## The task
The answer must be the lines from the one containing "Transcribe this image's" through the last line of the data below, copied exactly, with nothing else.

## Material supplied
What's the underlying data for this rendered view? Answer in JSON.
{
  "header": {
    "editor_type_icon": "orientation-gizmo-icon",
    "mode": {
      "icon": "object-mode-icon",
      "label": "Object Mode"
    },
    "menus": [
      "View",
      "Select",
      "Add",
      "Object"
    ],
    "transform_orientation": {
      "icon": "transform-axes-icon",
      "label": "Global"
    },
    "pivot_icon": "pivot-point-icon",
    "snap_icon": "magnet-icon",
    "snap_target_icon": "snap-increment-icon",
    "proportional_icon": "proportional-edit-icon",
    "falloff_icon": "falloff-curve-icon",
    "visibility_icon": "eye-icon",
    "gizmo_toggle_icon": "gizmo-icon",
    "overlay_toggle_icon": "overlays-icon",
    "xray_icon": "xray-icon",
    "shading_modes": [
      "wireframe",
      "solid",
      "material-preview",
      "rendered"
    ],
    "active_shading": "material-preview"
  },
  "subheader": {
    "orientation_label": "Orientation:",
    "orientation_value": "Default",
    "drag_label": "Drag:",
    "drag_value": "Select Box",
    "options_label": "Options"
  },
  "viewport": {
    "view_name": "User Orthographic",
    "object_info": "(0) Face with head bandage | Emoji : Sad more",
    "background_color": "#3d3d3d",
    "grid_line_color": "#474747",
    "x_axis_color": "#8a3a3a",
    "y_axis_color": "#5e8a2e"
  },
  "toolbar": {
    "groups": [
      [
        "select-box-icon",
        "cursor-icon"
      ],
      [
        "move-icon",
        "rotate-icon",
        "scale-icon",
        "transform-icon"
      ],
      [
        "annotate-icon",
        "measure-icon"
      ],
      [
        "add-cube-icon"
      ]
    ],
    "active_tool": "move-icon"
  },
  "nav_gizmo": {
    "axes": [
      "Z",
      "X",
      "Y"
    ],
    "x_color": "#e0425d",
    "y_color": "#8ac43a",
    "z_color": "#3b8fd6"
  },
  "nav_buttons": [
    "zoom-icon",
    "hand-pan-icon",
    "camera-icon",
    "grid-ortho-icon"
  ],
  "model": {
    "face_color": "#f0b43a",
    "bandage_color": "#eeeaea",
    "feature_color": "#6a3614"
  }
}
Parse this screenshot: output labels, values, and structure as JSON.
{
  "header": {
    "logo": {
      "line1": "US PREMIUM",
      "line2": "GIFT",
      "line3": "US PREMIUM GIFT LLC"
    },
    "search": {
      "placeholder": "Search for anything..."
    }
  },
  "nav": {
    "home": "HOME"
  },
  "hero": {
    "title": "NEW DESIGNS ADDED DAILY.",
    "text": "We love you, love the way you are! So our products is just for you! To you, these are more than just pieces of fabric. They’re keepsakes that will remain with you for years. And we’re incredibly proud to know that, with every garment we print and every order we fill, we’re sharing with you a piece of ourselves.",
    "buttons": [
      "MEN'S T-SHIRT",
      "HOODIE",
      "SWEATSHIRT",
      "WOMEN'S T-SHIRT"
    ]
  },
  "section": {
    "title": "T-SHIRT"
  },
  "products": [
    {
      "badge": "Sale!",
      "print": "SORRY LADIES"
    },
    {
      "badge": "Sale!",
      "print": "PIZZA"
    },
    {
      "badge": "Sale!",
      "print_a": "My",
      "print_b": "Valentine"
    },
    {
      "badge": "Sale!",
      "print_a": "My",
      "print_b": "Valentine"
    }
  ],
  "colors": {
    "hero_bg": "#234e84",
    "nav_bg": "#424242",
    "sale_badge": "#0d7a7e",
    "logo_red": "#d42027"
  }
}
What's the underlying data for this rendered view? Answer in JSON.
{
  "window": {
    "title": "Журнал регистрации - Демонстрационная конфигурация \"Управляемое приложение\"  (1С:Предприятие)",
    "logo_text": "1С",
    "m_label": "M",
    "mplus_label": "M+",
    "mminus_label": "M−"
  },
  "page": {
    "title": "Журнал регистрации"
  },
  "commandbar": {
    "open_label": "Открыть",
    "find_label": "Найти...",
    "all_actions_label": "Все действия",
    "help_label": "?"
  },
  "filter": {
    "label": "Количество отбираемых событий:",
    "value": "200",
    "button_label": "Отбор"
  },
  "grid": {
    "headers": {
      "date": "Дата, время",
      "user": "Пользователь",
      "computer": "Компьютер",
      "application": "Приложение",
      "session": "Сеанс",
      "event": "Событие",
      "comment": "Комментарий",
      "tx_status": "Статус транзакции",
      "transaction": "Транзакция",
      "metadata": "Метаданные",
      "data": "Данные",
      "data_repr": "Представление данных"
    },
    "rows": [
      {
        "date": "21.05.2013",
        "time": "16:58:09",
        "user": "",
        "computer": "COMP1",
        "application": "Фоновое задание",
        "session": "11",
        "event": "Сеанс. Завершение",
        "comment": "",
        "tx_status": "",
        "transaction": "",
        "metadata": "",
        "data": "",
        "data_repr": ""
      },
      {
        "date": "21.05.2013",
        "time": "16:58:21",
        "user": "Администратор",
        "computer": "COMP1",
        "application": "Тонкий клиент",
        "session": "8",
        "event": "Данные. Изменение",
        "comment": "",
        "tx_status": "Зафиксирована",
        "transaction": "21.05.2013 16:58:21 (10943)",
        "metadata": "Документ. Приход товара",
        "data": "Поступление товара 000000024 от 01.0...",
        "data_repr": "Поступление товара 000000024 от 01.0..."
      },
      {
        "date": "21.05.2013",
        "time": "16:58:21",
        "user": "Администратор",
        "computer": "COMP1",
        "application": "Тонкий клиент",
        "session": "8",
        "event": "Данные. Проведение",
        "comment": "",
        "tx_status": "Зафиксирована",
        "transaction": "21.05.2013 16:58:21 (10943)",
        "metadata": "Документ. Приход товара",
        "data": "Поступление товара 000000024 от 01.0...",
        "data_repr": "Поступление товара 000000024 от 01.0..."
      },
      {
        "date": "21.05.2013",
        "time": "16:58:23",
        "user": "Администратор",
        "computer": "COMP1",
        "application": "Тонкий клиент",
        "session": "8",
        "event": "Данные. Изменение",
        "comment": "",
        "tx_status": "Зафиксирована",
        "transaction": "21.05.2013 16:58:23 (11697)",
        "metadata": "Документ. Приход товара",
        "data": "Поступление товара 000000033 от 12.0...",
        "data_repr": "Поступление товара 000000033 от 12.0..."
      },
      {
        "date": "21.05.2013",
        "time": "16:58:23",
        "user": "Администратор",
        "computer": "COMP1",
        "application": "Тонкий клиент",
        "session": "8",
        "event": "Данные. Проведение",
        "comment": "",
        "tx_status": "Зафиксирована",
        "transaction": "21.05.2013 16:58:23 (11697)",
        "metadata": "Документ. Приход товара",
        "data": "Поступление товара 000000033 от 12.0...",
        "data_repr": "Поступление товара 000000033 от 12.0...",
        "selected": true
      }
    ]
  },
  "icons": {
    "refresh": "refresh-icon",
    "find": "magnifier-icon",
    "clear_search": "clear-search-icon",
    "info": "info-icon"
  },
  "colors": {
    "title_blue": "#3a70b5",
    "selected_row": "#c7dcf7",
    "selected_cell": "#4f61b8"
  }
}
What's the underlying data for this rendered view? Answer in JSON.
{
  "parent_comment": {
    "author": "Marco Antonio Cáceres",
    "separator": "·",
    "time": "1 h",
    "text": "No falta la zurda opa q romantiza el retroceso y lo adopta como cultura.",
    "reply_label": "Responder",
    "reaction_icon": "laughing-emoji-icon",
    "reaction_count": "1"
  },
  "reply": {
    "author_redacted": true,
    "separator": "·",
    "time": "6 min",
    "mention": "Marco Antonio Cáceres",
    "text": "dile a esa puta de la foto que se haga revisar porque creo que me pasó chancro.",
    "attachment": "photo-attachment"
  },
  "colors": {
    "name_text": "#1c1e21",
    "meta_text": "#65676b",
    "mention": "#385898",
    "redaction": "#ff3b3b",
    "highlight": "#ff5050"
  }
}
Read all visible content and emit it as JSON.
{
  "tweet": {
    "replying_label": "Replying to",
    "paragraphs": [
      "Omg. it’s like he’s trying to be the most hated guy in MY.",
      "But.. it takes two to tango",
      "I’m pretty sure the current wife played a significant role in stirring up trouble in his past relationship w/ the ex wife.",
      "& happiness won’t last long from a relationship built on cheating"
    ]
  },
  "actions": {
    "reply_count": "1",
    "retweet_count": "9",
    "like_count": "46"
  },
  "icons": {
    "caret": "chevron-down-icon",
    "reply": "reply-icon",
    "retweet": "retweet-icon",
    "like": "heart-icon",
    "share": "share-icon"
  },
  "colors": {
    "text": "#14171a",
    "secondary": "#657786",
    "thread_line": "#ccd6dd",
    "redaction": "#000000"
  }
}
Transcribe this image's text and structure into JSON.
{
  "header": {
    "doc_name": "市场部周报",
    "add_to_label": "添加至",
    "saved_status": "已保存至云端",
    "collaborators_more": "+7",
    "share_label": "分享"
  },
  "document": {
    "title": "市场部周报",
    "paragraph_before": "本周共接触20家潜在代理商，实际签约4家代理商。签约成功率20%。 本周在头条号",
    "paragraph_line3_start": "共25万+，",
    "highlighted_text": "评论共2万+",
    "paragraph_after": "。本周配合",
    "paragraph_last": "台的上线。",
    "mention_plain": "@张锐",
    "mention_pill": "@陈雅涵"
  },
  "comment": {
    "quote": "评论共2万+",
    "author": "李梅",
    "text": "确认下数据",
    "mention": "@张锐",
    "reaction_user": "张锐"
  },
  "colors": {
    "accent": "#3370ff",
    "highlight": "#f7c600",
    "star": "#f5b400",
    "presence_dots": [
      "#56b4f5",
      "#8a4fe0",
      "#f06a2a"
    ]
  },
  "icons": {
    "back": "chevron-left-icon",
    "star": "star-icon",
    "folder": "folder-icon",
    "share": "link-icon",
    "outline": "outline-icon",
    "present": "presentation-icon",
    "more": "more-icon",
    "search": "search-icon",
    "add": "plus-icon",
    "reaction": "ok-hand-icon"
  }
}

## Solution for this problem
Transcribe this image's text and structure into JSON.
{
  "header": {
    "doc_name": "市场部周报",
    "add_to_label": "添加至",
    "saved_status": "已保存至云端",
    "collaborators_more": "+7",
    "share_label": "分享"
  },
  "document": {
    "title": "市场部周报",
    "paragraph_before": "本周共接触20家潜在代理商，实际签约4家代理商。签约成功率20%。 本周在头条号",
    "paragraph_line3_start": "共25万+，",
    "highlighted_text": "评论共2万+",
    "paragraph_after": "。本周配合",
    "paragraph_last": "台的上线。",
    "mention_plain": "@张锐",
    "mention_pill": "@陈雅涵"
  },
  "comment": {
    "quote": "评论共2万+",
    "author": "李梅",
    "text": "确认下数据",
    "mention": "@张锐",
    "reaction_user": "张锐"
  },
  "colors": {
    "accent": "#3370ff",
    "highlight": "#f7c600",
    "star": "#f5b400",
    "presence_dots": [
      "#56b4f5",
      "#8a4fe0",
      "#f06a2a"
    ]
  },
  "icons": {
    "back": "chevron-left-icon",
    "star": "star-icon",
    "folder": "folder-icon",
    "share": "link-icon",
    "outline": "outline-icon",
    "present": "presentation-icon",
    "more": "more-icon",
    "search": "search-icon",
    "add": "plus-icon",
    "reaction": "ok-hand-icon"
  }
}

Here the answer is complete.